  • 31. Canadian Community Development Organizations, Adult Education, and the Internationalization of a Pedagogical Practice Robert C. Mizzi and Zane E. Hamm
  • 32. The Continuing Imperative of Canadian Adult Education and Learning The Editors

About the Authors

Tom Nesbit

Tom Nesbit has recently retired from Simon Fraser University where he was Director of the Centre for Integrated & Credit Studies and Associate Dean of Lifelong Learning. A former bus-driver and trade union official, his academic interests have included labour studies, numeracy, social class, university continuing education, and workers’ education.
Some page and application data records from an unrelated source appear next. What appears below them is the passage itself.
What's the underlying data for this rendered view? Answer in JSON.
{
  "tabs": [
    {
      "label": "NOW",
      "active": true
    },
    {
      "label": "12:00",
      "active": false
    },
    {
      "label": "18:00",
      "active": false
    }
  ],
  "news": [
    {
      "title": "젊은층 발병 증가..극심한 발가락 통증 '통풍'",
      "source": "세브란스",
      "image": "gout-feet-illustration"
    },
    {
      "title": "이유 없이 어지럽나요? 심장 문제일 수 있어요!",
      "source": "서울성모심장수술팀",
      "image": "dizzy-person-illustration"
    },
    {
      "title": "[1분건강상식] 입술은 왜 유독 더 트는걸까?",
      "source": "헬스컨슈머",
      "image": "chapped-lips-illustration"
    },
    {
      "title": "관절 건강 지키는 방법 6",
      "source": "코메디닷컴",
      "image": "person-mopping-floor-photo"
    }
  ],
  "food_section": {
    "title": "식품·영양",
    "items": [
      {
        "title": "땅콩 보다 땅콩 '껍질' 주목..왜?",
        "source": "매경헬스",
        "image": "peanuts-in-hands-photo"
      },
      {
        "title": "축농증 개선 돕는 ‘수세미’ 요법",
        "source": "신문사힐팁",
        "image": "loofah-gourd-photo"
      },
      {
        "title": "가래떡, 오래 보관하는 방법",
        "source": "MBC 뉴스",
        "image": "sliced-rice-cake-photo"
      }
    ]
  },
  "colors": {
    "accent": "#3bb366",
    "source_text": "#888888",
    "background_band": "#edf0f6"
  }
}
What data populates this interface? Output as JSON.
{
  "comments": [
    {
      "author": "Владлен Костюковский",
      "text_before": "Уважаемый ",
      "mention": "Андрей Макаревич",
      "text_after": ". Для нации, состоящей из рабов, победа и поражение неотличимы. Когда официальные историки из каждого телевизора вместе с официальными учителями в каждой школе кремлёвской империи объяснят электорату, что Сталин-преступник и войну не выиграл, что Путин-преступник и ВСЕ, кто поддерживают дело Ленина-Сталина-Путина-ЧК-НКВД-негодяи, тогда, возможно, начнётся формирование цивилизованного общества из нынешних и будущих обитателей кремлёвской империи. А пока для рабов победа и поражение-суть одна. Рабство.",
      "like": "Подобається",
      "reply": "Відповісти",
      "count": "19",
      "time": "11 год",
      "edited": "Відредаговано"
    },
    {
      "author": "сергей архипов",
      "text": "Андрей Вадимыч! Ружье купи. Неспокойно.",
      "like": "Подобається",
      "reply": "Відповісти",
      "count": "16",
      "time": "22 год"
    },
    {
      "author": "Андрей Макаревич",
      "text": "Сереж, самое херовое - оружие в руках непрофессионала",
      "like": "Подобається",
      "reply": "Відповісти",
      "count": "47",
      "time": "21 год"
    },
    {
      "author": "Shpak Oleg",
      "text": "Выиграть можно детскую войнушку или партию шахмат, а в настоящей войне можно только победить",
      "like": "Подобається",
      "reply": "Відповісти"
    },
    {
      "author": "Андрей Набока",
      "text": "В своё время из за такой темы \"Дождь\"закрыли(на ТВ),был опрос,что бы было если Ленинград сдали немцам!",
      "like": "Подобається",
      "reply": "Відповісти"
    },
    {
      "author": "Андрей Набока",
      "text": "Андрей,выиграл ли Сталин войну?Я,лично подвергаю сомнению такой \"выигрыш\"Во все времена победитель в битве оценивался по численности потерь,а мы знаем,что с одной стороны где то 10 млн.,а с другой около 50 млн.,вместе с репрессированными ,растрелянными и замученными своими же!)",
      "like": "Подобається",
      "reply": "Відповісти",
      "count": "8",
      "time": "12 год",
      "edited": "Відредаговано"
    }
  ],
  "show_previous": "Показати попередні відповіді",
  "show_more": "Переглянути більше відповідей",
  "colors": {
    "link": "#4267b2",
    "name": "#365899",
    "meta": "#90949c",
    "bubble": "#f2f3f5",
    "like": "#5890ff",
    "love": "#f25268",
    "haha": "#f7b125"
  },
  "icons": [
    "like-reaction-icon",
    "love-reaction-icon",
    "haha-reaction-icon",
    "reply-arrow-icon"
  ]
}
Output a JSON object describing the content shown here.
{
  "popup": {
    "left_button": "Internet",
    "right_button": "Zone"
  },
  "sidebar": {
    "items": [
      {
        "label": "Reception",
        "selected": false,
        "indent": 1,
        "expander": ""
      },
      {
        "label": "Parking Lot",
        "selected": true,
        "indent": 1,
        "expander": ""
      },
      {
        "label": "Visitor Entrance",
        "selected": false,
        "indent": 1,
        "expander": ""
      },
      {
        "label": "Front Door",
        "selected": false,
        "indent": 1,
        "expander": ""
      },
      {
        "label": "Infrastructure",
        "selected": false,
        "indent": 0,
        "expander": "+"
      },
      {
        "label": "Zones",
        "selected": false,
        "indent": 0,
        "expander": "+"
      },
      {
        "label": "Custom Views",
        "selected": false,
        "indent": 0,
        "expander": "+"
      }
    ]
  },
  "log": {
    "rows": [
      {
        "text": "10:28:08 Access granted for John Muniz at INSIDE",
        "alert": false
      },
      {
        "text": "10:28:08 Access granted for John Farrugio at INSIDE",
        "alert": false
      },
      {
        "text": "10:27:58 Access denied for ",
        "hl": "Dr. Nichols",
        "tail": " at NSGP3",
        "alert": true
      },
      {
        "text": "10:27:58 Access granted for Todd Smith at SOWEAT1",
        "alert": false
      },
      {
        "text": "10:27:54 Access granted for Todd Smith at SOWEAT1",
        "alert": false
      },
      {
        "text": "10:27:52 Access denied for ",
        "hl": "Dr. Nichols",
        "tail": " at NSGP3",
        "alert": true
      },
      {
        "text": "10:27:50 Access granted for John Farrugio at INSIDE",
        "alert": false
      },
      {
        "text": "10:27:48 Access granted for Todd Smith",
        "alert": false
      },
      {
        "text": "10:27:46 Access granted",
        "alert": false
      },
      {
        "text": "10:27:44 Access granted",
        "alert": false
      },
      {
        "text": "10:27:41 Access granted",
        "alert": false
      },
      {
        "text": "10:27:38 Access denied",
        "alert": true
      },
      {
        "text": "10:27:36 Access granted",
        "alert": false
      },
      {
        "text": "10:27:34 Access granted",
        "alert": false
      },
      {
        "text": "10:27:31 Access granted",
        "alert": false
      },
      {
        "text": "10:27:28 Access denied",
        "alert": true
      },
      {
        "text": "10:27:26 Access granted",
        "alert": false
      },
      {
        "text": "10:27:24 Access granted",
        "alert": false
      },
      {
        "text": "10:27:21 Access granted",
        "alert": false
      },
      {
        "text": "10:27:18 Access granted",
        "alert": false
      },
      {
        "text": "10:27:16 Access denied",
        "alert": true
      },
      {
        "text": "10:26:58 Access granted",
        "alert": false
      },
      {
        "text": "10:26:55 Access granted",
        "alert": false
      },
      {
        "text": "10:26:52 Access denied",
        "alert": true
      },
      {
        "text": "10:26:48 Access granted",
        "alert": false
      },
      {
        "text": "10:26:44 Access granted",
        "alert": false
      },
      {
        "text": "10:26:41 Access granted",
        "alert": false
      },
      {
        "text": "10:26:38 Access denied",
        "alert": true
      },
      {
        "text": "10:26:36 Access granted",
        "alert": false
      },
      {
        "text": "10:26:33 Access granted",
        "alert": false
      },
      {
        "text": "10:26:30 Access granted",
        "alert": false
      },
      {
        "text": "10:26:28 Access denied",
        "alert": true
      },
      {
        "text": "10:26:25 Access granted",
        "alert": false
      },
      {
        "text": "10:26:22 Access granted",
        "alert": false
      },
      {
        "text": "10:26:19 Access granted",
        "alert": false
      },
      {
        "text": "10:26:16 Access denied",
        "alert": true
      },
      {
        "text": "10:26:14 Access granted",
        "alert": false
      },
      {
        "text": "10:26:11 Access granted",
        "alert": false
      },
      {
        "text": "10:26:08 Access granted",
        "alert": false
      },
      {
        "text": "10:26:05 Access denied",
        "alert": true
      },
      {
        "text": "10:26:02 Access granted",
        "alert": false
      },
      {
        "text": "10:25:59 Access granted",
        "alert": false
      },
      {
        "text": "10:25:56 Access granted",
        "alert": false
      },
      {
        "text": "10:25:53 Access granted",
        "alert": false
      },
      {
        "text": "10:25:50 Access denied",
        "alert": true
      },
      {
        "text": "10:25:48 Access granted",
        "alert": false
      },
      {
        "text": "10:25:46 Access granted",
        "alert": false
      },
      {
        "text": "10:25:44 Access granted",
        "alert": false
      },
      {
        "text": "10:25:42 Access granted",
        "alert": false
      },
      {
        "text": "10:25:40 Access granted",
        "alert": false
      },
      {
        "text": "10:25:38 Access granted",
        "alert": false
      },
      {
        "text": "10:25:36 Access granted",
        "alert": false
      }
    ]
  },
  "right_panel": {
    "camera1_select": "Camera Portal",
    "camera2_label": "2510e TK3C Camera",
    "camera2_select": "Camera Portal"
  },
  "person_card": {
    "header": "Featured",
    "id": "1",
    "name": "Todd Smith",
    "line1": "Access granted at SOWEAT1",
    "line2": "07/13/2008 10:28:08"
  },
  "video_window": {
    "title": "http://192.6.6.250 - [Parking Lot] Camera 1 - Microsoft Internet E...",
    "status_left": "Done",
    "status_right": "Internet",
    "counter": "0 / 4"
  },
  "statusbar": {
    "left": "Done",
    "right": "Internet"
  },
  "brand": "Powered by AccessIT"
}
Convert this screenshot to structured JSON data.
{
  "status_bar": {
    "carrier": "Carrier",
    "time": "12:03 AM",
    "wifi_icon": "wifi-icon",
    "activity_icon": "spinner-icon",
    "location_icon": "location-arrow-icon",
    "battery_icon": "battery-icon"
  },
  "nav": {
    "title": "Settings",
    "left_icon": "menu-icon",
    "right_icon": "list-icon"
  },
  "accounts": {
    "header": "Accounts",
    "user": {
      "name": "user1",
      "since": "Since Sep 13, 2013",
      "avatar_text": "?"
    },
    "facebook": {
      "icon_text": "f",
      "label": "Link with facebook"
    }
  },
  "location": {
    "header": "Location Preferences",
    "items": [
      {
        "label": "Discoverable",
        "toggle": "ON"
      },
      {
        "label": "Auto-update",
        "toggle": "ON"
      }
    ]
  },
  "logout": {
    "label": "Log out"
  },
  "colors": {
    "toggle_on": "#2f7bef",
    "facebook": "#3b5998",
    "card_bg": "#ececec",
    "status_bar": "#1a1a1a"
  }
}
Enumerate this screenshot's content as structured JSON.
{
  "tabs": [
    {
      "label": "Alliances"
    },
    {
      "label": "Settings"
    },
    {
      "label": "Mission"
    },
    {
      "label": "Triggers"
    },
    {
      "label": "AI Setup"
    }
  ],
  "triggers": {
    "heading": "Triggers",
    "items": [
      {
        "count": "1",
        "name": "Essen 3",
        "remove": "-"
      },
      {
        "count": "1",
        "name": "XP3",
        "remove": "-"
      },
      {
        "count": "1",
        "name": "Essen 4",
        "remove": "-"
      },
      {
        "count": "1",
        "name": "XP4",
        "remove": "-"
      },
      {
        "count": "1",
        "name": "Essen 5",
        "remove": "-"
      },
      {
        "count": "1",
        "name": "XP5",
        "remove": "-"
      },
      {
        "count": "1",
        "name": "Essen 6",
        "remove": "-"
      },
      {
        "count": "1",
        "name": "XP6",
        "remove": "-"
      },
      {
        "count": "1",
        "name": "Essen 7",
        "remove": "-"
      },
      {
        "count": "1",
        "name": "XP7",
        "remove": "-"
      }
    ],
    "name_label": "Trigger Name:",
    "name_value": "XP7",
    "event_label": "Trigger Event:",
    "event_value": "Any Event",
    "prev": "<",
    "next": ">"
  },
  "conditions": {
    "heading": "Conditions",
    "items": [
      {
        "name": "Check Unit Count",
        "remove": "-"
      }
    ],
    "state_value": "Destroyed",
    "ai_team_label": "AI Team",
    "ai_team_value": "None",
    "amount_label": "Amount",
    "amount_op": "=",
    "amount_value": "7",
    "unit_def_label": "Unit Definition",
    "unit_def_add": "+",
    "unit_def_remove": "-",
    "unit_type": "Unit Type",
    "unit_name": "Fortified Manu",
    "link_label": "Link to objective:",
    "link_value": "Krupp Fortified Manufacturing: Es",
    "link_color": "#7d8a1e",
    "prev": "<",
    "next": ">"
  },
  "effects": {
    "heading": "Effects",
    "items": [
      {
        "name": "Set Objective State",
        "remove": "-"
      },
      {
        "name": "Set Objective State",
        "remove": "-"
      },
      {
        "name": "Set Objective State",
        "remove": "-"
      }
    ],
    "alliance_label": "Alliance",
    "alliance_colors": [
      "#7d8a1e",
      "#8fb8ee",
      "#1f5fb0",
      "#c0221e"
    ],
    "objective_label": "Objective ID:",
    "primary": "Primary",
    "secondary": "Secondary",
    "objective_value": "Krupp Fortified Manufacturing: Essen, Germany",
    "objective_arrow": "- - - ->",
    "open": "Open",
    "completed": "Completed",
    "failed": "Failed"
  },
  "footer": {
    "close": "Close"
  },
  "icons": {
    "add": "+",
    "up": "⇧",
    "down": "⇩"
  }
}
Susan M. Brigham
Associate Professor in the Faculty of Education at Mount Saint Vincent University

Susan M. Brigham is an Associate Professor in the Faculty of Education at Mount Saint Vincent University. She is Chair of the Institute for Women, Gender and Social Justice. Her research interests include adult education, life-long learning, teacher education, and female migration. Her current research with refugees involves participatory photography.

Nancy Taber
Associate Professor in the Faculty of Education at Brock University

Nancy Taber is an Associate Professor in the Faculty of Education at Brock University. Her research interests include learning war, militarism, and gender in daily life; women’s experiences in western militaries; interconnections between military and academic gendered norms; and, sociocultural issues in fiction and popular culture.

Tara Gibb, PhD
Department of Educational Studies at the University of British Columbia, Instructor at Athabasca University

Tara Gibb has a PhD from the Department of Educational Studies at the University of British Columbia and is an instructor at Athabasca University. Her research interests include adult education policy, issues of migration, and language learning in the workplace.